*What you need to do:* Write out all the data again, exactly.

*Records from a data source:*
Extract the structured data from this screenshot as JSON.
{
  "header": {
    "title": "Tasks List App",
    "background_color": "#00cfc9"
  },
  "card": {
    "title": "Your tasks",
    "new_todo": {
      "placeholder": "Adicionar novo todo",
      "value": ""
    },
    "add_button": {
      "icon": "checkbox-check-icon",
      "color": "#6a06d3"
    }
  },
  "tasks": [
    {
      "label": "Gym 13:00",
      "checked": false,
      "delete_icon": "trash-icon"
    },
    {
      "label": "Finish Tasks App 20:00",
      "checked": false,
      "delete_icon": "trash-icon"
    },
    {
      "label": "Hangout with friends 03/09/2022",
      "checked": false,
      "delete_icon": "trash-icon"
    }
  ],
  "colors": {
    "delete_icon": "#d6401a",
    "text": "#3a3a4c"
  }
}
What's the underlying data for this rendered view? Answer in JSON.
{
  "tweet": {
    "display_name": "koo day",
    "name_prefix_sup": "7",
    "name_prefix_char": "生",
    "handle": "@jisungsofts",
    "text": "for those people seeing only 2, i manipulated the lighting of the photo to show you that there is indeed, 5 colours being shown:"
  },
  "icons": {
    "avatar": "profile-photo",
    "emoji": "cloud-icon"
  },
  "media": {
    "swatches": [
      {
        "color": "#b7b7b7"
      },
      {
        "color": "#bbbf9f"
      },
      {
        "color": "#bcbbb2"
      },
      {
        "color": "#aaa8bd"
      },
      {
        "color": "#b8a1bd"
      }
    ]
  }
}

*Written answer:*
Extract the structured data from this screenshot as JSON.
{
  "header": {
    "title": "Tasks List App",
    "background_color": "#00cfc9"
  },
  "card": {
    "title": "Your tasks",
    "new_todo": {
      "placeholder": "Adicionar novo todo",
      "value": ""
    },
    "add_button": {
      "icon": "checkbox-check-icon",
      "color": "#6a06d3"
    }
  },
  "tasks": [
    {
      "label": "Gym 13:00",
      "checked": false,
      "delete_icon": "trash-icon"
    },
    {
      "label": "Finish Tasks App 20:00",
      "checked": false,
      "delete_icon": "trash-icon"
    },
    {
      "label": "Hangout with friends 03/09/2022",
      "checked": false,
      "delete_icon": "trash-icon"
    }
  ],
  "colors": {
    "delete_icon": "#d6401a",
    "text": "#3a3a4c"
  }
}
What's the underlying data for this rendered view? Answer in JSON.
{
  "tweet": {
    "display_name": "koo day",
    "name_prefix_sup": "7",
    "name_prefix_char": "生",
    "handle": "@jisungsofts",
    "text": "for those people seeing only 2, i manipulated the lighting of the photo to show you that there is indeed, 5 colours being shown:"
  },
  "icons": {
    "avatar": "profile-photo",
    "emoji": "cloud-icon"
  },
  "media": {
    "swatches": [
      {
        "color": "#b7b7b7"
      },
      {
        "color": "#bbbf9f"
      },
      {
        "color": "#bcbbb2"
      },
      {
        "color": "#aaa8bd"
      },
      {
        "color": "#b8a1bd"
      }
    ]
  }
}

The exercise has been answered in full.